If you thought this couldn't get weirder, you don't read enough Britney Spears news. But even we'll admit that this developing story is beyond bizarre.
After being taken from her home, sources inside UCLA Medical Center say Britney Spears checked into the facility this morning using an alias.
The sources say Britney said she was on Adderall, a stimulant used to treat Attention Deficit Disorder, and was taking up to 10 laxatives a day.
While Spears was described as "calm" this time (unlike January 3), for a time she was hurling profanities at her parents and staff.
When she was admitted, Britney accused her mom, Lynne Spears of "sleeping with my boyfriend." She wasn't specific on who she was referring to.
Adnan Ghalib? Sam Lutfi? Robbie Carrico? One can only guess.
TMZ also reports Britney's parents have made progress in the tug of war with Sam Lutfi over who's calling the shots when it comes to Brit's treatment.
Britney Spears - shown here arguing with Sam Lutfi this week - has been spiraling downward for months. Her family has worked hard to get her into treatment.
Also, Us Weekly reports that Britney Spears' inner circle chose to admit her to UCLA Medical Center because of its experience in treating bipolar disorder.
"Her lawyers and doctors were working with UCLA," a source cited by the celebrity news site says. "They were ready and had everything in place."
The facility is better prepared to treat the troubled singer than L.A.'s Cedars-Sinai Medical Center, where she was hospitalized January 3-4.
"When she went to Cedars-Sinai they weren't ready for her," a source says.
"They have a much stricter unit at UCLA Medical Center and treat bipolar cases regularly. This is a serious unit she's on."

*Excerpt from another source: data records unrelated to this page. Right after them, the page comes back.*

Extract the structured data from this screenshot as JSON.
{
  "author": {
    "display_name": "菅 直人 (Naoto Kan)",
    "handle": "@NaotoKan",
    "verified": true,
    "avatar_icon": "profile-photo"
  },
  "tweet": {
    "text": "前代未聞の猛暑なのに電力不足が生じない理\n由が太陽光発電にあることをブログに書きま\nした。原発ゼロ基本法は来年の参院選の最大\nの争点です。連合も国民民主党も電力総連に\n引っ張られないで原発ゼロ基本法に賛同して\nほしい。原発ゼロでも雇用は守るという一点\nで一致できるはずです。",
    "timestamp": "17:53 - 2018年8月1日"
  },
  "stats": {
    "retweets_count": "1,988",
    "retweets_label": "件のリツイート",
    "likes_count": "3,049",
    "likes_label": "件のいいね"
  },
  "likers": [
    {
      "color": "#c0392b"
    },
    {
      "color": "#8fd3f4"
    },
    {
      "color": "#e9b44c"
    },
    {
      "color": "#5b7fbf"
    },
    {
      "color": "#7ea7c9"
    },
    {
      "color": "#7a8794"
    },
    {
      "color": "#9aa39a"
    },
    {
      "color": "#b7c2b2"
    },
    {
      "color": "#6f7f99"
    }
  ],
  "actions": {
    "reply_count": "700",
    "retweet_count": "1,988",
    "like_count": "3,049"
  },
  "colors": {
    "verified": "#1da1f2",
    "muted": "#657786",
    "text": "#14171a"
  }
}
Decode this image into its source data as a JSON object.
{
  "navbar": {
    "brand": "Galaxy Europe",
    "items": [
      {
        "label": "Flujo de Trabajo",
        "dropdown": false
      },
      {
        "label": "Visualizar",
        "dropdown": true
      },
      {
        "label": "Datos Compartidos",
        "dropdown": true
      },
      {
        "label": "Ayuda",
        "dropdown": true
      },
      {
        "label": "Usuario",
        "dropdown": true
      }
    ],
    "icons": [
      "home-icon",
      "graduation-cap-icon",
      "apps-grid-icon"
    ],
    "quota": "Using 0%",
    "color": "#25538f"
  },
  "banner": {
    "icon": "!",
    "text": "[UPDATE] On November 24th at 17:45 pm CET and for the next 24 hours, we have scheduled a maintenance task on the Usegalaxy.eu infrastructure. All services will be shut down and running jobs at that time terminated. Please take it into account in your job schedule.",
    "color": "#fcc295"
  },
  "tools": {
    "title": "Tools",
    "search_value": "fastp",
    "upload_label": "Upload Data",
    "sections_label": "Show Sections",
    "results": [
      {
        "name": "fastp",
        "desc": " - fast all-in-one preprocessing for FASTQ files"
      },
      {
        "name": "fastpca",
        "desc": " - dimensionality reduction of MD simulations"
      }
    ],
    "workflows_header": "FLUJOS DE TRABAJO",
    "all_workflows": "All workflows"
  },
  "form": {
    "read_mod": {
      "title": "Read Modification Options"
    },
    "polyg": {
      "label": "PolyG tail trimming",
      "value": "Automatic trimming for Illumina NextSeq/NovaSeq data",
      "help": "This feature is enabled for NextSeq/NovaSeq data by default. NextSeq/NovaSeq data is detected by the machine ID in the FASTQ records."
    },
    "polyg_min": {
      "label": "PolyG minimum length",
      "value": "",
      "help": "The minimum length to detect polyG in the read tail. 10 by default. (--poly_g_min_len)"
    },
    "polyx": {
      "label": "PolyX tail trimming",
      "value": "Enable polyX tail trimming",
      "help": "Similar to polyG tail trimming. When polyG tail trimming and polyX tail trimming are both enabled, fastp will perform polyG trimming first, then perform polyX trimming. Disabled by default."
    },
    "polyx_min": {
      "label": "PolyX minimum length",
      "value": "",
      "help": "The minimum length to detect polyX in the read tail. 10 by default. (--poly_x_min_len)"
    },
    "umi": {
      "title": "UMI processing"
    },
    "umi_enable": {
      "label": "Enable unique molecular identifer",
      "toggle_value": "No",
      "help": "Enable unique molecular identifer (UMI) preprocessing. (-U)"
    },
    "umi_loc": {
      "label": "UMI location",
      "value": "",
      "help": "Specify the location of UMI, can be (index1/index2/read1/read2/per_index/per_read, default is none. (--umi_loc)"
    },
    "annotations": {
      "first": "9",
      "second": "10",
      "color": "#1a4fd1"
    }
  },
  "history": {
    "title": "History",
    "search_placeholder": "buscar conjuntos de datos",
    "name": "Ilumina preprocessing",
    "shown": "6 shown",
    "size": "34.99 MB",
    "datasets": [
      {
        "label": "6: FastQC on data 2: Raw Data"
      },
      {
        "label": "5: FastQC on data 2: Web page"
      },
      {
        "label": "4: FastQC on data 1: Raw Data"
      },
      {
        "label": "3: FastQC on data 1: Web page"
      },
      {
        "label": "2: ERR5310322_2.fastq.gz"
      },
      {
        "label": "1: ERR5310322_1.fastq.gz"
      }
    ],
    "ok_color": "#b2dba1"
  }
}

Britney Spears, who sources report has not slept in days, is under a "mental health evaluation hold" - commonly known as a "5150" - meaning she can be held for up to 72 hours if professionals deem her a danger to herself or others.
After those 72 hours of treatment, a patient's family can seek a 14-day extended evaluation or the patient himself/herself can decide to seek further treatment, according to the California Department of Mental Health.